A complete, exact copy of the data is the required answer.

(Items from an interface collection)
+ + + + + + +
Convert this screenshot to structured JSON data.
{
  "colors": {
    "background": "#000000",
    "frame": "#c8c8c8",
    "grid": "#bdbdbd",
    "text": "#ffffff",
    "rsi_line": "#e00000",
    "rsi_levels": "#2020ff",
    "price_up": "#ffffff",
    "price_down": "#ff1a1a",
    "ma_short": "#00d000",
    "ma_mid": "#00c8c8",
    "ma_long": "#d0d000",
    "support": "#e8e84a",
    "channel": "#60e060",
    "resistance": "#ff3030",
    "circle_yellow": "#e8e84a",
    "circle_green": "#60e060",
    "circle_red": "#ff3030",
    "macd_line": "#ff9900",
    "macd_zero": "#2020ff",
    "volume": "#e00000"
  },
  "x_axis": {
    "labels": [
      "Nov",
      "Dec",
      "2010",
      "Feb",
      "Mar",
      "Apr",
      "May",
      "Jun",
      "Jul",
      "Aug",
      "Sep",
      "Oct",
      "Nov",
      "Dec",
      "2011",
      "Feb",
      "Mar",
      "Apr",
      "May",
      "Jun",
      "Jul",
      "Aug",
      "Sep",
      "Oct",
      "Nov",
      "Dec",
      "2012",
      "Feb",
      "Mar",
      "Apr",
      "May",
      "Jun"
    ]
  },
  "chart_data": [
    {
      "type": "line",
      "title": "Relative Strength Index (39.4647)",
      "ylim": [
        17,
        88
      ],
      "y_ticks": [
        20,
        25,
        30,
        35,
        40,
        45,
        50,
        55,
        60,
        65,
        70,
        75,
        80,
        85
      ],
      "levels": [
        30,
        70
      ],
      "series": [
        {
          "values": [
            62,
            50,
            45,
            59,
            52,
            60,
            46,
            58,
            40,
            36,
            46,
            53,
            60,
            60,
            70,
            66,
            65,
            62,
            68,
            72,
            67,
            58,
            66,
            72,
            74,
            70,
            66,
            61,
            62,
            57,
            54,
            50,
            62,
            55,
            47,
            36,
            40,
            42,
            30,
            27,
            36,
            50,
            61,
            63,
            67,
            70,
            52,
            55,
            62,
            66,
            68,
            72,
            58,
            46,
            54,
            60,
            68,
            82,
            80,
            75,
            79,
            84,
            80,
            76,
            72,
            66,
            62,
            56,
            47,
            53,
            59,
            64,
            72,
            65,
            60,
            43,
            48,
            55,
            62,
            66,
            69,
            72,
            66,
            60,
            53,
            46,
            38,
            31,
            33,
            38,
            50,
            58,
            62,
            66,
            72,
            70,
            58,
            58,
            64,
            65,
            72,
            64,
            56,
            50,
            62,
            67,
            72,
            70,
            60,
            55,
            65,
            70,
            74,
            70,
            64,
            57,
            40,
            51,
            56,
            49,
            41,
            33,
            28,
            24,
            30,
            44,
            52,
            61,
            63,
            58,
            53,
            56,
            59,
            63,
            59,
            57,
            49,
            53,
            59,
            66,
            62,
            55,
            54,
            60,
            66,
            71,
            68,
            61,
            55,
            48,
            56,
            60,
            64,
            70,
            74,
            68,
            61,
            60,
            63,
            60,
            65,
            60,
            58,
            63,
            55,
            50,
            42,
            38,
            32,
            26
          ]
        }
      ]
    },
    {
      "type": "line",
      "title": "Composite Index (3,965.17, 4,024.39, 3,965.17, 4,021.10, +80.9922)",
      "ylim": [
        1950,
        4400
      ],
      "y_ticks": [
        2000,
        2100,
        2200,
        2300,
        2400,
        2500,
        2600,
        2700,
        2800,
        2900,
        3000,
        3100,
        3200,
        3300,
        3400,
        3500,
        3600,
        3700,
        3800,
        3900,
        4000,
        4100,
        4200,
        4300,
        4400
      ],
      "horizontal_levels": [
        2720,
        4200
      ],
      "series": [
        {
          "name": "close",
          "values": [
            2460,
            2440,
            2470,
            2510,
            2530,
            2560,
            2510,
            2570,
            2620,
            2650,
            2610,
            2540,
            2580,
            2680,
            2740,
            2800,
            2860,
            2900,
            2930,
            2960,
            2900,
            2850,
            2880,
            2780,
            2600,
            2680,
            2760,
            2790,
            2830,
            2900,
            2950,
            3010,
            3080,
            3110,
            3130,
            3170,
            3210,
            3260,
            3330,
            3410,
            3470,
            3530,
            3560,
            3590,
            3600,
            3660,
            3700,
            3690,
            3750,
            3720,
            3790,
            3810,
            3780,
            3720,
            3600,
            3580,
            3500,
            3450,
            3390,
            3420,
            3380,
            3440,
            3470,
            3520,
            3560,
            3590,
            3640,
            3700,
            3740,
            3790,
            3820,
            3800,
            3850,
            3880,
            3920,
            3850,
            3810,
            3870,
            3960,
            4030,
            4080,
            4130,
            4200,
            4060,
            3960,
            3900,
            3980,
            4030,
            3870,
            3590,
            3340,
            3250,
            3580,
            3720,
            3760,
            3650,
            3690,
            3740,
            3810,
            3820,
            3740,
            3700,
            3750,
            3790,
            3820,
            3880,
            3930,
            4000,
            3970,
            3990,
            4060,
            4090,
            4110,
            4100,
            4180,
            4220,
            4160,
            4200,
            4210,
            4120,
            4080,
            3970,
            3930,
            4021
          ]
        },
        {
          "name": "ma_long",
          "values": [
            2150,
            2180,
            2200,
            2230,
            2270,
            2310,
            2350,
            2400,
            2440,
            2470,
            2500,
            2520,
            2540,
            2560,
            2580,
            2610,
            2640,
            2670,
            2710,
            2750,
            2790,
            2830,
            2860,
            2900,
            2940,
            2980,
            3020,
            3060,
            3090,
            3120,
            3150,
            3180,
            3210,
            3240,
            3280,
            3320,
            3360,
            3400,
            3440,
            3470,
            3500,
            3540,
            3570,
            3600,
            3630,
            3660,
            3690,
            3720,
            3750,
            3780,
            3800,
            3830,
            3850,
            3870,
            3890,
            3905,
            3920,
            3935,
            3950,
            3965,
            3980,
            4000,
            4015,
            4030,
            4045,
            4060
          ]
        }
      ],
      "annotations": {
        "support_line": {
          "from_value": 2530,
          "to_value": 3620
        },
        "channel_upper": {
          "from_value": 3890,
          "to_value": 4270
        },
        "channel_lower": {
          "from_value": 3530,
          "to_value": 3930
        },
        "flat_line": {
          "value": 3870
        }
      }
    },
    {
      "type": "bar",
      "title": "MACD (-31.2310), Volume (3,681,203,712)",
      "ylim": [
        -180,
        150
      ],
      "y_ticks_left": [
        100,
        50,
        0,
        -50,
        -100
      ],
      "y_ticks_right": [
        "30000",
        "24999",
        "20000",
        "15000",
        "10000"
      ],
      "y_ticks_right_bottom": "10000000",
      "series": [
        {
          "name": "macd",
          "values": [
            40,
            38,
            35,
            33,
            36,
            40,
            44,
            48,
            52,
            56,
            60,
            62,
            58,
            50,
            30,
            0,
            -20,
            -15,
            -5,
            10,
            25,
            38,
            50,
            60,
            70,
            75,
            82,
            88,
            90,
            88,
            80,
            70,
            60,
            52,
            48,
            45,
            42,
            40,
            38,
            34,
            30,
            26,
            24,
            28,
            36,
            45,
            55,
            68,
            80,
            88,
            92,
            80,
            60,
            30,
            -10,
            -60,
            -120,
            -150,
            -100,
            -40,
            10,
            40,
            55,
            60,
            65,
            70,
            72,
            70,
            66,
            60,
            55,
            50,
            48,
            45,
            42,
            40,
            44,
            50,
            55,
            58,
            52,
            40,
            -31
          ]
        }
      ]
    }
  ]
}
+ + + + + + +
> [SOLUTION TO THIS EXERCISE]
Convert this screenshot to structured JSON data.
{
  "colors": {
    "background": "#000000",
    "frame": "#c8c8c8",
    "grid": "#bdbdbd",
    "text": "#ffffff",
    "rsi_line": "#e00000",
    "rsi_levels": "#2020ff",
    "price_up": "#ffffff",
    "price_down": "#ff1a1a",
    "ma_short": "#00d000",
    "ma_mid": "#00c8c8",
    "ma_long": "#d0d000",
    "support": "#e8e84a",
    "channel": "#60e060",
    "resistance": "#ff3030",
    "circle_yellow": "#e8e84a",
    "circle_green": "#60e060",
    "circle_red": "#ff3030",
    "macd_line": "#ff9900",
    "macd_zero": "#2020ff",
    "volume": "#e00000"
  },
  "x_axis": {
    "labels": [
      "Nov",
      "Dec",
      "2010",
      "Feb",
      "Mar",
      "Apr",
      "May",
      "Jun",
      "Jul",
      "Aug",
      "Sep",
      "Oct",
      "Nov",
      "Dec",
      "2011",
      "Feb",
      "Mar",
      "Apr",
      "May",
      "Jun",
      "Jul",
      "Aug",
      "Sep",
      "Oct",
      "Nov",
      "Dec",
      "2012",
      "Feb",
      "Mar",
      "Apr",
      "May",
      "Jun"
    ]
  },
  "chart_data": [
    {
      "type": "line",
      "title": "Relative Strength Index (39.4647)",
      "ylim": [
        17,
        88
      ],
      "y_ticks": [
        20,
        25,
        30,
        35,
        40,
        45,
        50,
        55,
        60,
        65,
        70,
        75,
        80,
        85
      ],
      "levels": [
        30,
        70
      ],
      "series": [
        {
          "values": [
            62,
            50,
            45,
            59,
            52,
            60,
            46,
            58,
            40,
            36,
            46,
            53,
            60,
            60,
            70,
            66,
            65,
            62,
            68,
            72,
            67,
            58,
            66,
            72,
            74,
            70,
            66,
            61,
            62,
            57,
            54,
            50,
            62,
            55,
            47,
            36,
            40,
            42,
            30,
            27,
            36,
            50,
            61,
            63,
            67,
            70,
            52,
            55,
            62,
            66,
            68,
            72,
            58,
            46,
            54,
            60,
            68,
            82,
            80,
            75,
            79,
            84,
            80,
            76,
            72,
            66,
            62,
            56,
            47,
            53,
            59,
            64,
            72,
            65,
            60,
            43,
            48,
            55,
            62,
            66,
            69,
            72,
            66,
            60,
            53,
            46,
            38,
            31,
            33,
            38,
            50,
            58,
            62,
            66,
            72,
            70,
            58,
            58,
            64,
            65,
            72,
            64,
            56,
            50,
            62,
            67,
            72,
            70,
            60,
            55,
            65,
            70,
            74,
            70,
            64,
            57,
            40,
            51,
            56,
            49,
            41,
            33,
            28,
            24,
            30,
            44,
            52,
            61,
            63,
            58,
            53,
            56,
            59,
            63,
            59,
            57,
            49,
            53,
            59,
            66,
            62,
            55,
            54,
            60,
            66,
            71,
            68,
            61,
            55,
            48,
            56,
            60,
            64,
            70,
            74,
            68,
            61,
            60,
            63,
            60,
            65,
            60,
            58,
            63,
            55,
            50,
            42,
            38,
            32,
            26
          ]
        }
      ]
    },
    {
      "type": "line",
      "title": "Composite Index (3,965.17, 4,024.39, 3,965.17, 4,021.10, +80.9922)",
      "ylim": [
        1950,
        4400
      ],
      "y_ticks": [
        2000,
        2100,
        2200,
        2300,
        2400,
        2500,
        2600,
        2700,
        2800,
        2900,
        3000,
        3100,
        3200,
        3300,
        3400,
        3500,
        3600,
        3700,
        3800,
        3900,
        4000,
        4100,
        4200,
        4300,
        4400
      ],
      "horizontal_levels": [
        2720,
        4200
      ],
      "series": [
        {
          "name": "close",
          "values": [
            2460,
            2440,
            2470,
            2510,
            2530,
            2560,
            2510,
            2570,
            2620,
            2650,
            2610,
            2540,
            2580,
            2680,
            2740,
            2800,
            2860,
            2900,
            2930,
            2960,
            2900,
            2850,
            2880,
            2780,
            2600,
            2680,
            2760,
            2790,
            2830,
            2900,
            2950,
            3010,
            3080,
            3110,
            3130,
            3170,
            3210,
            3260,
            3330,
            3410,
            3470,
            3530,
            3560,
            3590,
            3600,
            3660,
            3700,
            3690,
            3750,
            3720,
            3790,
            3810,
            3780,
            3720,
            3600,
            3580,
            3500,
            3450,
            3390,
            3420,
            3380,
            3440,
            3470,
            3520,
            3560,
            3590,
            3640,
            3700,
            3740,
            3790,
            3820,
            3800,
            3850,
            3880,
            3920,
            3850,
            3810,
            3870,
            3960,
            4030,
            4080,
            4130,
            4200,
            4060,
            3960,
            3900,
            3980,
            4030,
            3870,
            3590,
            3340,
            3250,
            3580,
            3720,
            3760,
            3650,
            3690,
            3740,
            3810,
            3820,
            3740,
            3700,
            3750,
            3790,
            3820,
            3880,
            3930,
            4000,
            3970,
            3990,
            4060,
            4090,
            4110,
            4100,
            4180,
            4220,
            4160,
            4200,
            4210,
            4120,
            4080,
            3970,
            3930,
            4021
          ]
        },
        {
          "name": "ma_long",
          "values": [
            2150,
            2180,
            2200,
            2230,
            2270,
            2310,
            2350,
            2400,
            2440,
            2470,
            2500,
            2520,
            2540,
            2560,
            2580,
            2610,
            2640,
            2670,
            2710,
            2750,
            2790,
            2830,
            2860,
            2900,
            2940,
            2980,
            3020,
            3060,
            3090,
            3120,
            3150,
            3180,
            3210,
            3240,
            3280,
            3320,
            3360,
            3400,
            3440,
            3470,
            3500,
            3540,
            3570,
            3600,
            3630,
            3660,
            3690,
            3720,
            3750,
            3780,
            3800,
            3830,
            3850,
            3870,
            3890,
            3905,
            3920,
            3935,
            3950,
            3965,
            3980,
            4000,
            4015,
            4030,
            4045,
            4060
          ]
        }
      ],
      "annotations": {
        "support_line": {
          "from_value": 2530,
          "to_value": 3620
        },
        "channel_upper": {
          "from_value": 3890,
          "to_value": 4270
        },
        "channel_lower": {
          "from_value": 3530,
          "to_value": 3930
        },
        "flat_line": {
          "value": 3870
        }
      }
    },
    {
      "type": "bar",
      "title": "MACD (-31.2310), Volume (3,681,203,712)",
      "ylim": [
        -180,
        150
      ],
      "y_ticks_left": [
        100,
        50,
        0,
        -50,
        -100
      ],
      "y_ticks_right": [
        "30000",
        "24999",
        "20000",
        "15000",
        "10000"
      ],
      "y_ticks_right_bottom": "10000000",
      "series": [
        {
          "name": "macd",
          "values": [
            40,
            38,
            35,
            33,
            36,
            40,
            44,
            48,
            52,
            56,
            60,
            62,
            58,
            50,
            30,
            0,
            -20,
            -15,
            -5,
            10,
            25,
            38,
            50,
            60,
            70,
            75,
            82,
            88,
            90,
            88,
            80,
            70,
            60,
            52,
            48,
            45,
            42,
            40,
            38,
            34,
            30,
            26,
            24,
            28,
            36,
            45,
            55,
            68,
            80,
            88,
            92,
            80,
            60,
            30,
            -10,
            -60,
            -120,
            -150,
            -100,
            -40,
            10,
            40,
            55,
            60,
            65,
            70,
            72,
            70,
            66,
            60,
            55,
            50,
            48,
            45,
            42,
            40,
            44,
            50,
            55,
            58,
            52,
            40,
            -31
          ]
        }
      ]
    }
  ]
}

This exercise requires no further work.